These irritants are real—especially for those of us with zero interest in professional sports or the vulgar commercials that go along with them.  But they don’t matter all that much. And the more we actually celebrate what it is that Christmas is about, the more we will see how little they matter.

My wife comes from a culture (Hispanic) where the party goes on for at least twelve days—until the Epiphany, celebrating when the Three Kings came to present gifts to the baby Jesus.  And one of the many good things about that older tradition (northern Europeans used to celebrate the Epiphany as Twelfth Night, of course) is that it keeps Christians from trying to cram all of their celebrating into one or two days.

Today, of course, the Christmas buying season is followed by the Day of Football, then the Christmas return season, along with the after-Christmas sale season.  But, even when standing in line for that “bargain,” even when pretending to be amused by the relatives’ (or in-laws’, or co-workers’) less-than-friendly jokes, even when returning a gift (and let’s face it, most of us have to be practical—the gift that doesn’t fit, or will never be used, can help us afford something we or the kids genuinely need) we don’t have to be miserable. In fact, it really is our duty not to be miserable.

At the most difficult times of our lives, in times of sickness, or when the money is so tight it hurts, we can look to the person of Christ and see that the One who created us chose to share in all our pains as well as our joys, to live as a poor man, and die a horrible, painful death.  This should make us see that, in the very, very long run, it all makes sense.  I know that I am a Christian because the incarnation of Christ is the only thing that makes the universe make sense.  Unless one is willing to give in to a cult of meaninglessness (“why are we here?  Because we’re here!”), we have to look, and see, that our very existence is an act of love, made real and eternal by that act of love whereby the Divine chose to become human.

These twelve days of Christmas are a time when we can and should re-energize our spiritual lives with the knowledge of the joyous gift of the coming of Christ.  So, when you buy or return something, when you hear, again, about that embarrassing childhood moment, when whatever that might irritate you happens during this season, make a joyous noise.  It may irritate your relatives (okay, that may be an added bonus…), but it certainly will make you feel better, and remind everyone around you of the reason we all have to celebrate today and every day.

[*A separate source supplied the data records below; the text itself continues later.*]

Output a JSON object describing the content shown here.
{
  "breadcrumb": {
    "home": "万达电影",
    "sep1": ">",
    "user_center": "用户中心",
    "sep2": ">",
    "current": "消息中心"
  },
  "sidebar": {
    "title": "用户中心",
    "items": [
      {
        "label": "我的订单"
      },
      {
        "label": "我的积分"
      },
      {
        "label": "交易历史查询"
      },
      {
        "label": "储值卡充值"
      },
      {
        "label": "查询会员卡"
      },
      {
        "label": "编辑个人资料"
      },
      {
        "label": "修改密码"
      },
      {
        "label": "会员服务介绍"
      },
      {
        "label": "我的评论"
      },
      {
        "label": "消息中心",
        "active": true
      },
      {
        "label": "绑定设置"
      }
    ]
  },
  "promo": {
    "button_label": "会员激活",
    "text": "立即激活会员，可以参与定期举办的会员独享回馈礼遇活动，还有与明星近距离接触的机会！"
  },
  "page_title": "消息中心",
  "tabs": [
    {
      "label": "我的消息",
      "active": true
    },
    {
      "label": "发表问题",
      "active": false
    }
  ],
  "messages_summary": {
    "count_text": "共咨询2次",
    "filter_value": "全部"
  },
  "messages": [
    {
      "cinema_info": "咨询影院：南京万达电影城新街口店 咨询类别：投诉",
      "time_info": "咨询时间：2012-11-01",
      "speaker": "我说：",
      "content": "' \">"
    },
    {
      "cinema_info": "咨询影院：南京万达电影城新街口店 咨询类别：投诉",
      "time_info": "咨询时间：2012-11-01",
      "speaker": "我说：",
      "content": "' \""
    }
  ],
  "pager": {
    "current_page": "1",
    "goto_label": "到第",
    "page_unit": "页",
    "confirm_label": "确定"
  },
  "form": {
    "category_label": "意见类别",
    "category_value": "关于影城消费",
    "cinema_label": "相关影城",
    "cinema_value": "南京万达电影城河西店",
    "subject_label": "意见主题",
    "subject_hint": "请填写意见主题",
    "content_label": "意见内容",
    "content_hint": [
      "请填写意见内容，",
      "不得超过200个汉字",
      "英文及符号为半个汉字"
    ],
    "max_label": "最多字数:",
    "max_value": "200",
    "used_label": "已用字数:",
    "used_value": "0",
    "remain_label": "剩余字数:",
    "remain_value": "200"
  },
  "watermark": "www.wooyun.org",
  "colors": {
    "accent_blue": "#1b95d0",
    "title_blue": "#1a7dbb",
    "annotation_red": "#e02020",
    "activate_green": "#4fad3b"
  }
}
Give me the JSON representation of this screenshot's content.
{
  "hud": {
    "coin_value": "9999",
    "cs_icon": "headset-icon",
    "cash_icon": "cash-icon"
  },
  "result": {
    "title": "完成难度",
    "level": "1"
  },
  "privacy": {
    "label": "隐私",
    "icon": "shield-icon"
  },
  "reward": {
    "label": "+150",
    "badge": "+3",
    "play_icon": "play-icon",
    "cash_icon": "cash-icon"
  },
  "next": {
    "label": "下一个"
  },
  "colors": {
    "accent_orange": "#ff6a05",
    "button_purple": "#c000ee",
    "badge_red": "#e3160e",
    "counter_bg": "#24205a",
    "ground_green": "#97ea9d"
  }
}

This column first appeared Tuesday, December 25, 2012 on the Imaginative Conservative website and is reprinted with permission. The image above is a detail from “Adoration of the Magi” painted by Corrado Giaquinto in 1725.


Bruce Frohnen is Professor of Law at the Ohio Northern University College of Law. He is also a senior fellow at the Russell Kirk Center and author of many books including The New Communitarians and the Crisis of Modern Liberalism, and the editor of Rethinking Rights (with Ken Grasso), and The American Republic: Primary Source. His most recent book (with the late George Carey) is Constitutional Morality and the Rise of Quasi-Law (Harvard, 2016).

Join the conversation in our Telegram Chat! You can also find us on Facebook, MeWe, Twitter, and Gab.